HARRISBURG, Pa. (WHTM) — Local food banks and nonprofits are seeing a major spike in people who need help, but what might be behind this sudden rise?

Downtown Daily Bread (DDB) in Harrisburg has seen what it calls a shocking number of new clients, but some state officials say they are not surprised people are struggling.

“We’re like, ‘What is happening?'” Executive Director Corrie Lingenfelter said.

Lingenfelter is no stranger to need in her community.

“Our biggest thing too right now is hunger, like inflation is crazy,” she said.

As executive director of Downtown Daily Bread, she sees it every day, but the last couple months have been a shock.

“It’s been 75 to 110 people in three weeks to four weeks time,” she said.

That number is just new people who need help, who have never been to DDB. Some of them, Lingenfelter said, are not even local.

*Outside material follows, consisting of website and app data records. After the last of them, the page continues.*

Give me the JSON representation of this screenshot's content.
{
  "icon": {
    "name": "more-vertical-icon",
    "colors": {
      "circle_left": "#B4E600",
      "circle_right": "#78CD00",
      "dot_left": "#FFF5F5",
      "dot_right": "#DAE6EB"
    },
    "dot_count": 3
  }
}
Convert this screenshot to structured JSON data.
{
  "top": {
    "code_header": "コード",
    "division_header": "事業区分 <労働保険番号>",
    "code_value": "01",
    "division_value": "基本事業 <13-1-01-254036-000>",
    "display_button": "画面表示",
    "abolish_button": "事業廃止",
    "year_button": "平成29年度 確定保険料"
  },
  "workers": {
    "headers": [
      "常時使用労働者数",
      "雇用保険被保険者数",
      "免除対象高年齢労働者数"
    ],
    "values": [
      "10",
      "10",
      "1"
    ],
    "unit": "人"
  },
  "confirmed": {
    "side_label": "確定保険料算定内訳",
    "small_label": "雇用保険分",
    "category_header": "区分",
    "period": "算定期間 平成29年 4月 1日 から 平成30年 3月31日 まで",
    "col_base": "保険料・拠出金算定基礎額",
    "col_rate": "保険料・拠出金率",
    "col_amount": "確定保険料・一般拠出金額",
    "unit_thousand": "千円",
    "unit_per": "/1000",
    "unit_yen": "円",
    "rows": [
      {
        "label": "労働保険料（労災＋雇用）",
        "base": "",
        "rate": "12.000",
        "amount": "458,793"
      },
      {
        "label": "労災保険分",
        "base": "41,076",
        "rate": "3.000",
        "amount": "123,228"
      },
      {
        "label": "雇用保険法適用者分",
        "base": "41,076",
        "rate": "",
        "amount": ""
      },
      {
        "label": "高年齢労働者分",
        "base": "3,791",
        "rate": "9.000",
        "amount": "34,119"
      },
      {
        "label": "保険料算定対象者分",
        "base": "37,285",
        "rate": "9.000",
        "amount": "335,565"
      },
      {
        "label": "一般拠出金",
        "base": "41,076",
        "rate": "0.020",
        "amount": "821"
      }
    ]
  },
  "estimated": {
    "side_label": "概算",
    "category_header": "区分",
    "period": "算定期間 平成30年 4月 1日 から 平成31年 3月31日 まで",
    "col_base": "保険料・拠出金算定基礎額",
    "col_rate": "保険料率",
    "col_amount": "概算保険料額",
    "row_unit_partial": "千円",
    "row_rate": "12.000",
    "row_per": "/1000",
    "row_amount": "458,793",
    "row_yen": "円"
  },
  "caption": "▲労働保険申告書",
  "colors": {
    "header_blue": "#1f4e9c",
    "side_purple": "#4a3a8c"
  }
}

“It’s just that sad spot for me too where it’s like wow, what are we going to do when it’s 200 new people?” she said.

Many of DDB’s usual clients are homeless, but Lingenfelter said many of the new clients do not fit that bill.

“A lot of our requests as of recently are to prevent homelessness,” she said, giving an example, “We cannot make it meet for our next check, can we get some grocery vouchers or can we get groceries?”

For some officials, this spike is not unexpected.

“It comes as no surprise that families who had been combating poverty on their own with some supports pre-pandemic are continuing to struggle,” said Hoa Pham, Deputy Secretary of the Office of Income Maintenance at the Department of Human Services.

Pham said pandemic-era support was a huge help for families, really making a dent in poverty rates.

“Stimulus payments, expanded unemployment compensation, expanded child tax credits” all helped, she said, plus expansions in SNAP and Medicaid coverage. However, all of those programs have since ended.

“We know that the need for food assistance programs has grown since those emergency allotments ended. SNAP has been the first line of defense for hunger in communities across the Commonwealth,” Pham said.

Many people also rely on more than one support, making it harder when multiple expansions end.

“Of about 3.5 million Pennsylvanians receiving Medicaid, the vast majority of them also qualify and are receiving SNAP,” Pham said.

On top of that, Pham cited the increase in cost of living as an added strain.

“Housing costs, utility costs, income, for instance,” she said. “Other items, I think, coming to mind would be, you know, how much does a carton of eggs cost?”

With the need growing, Pham and Lingenfelter say community support is crucial.

“Donate please, we have, that’s 100 new people we need to feed, that’s 100 new people that need an ID, that need a resource, bus cards, laundry,” Lingenfelter said.

Pham added, “Your support really goes a long way in keeping their life-saving work operational for the people who need them.”

Pham said the Shapiro administration is advocating for expanded SNAP benefits from the federal government, and she urges families to keep applying and provide the most updated income information to get as much help as possible.

For more information on applying for benefits, visit DHS’s website. People can also get more information and help by applying at their local county assistance offices or calling DHS’s Customer Service Center at (877) 395-8930 (for residents of Philadelphia, call 215-560-7726).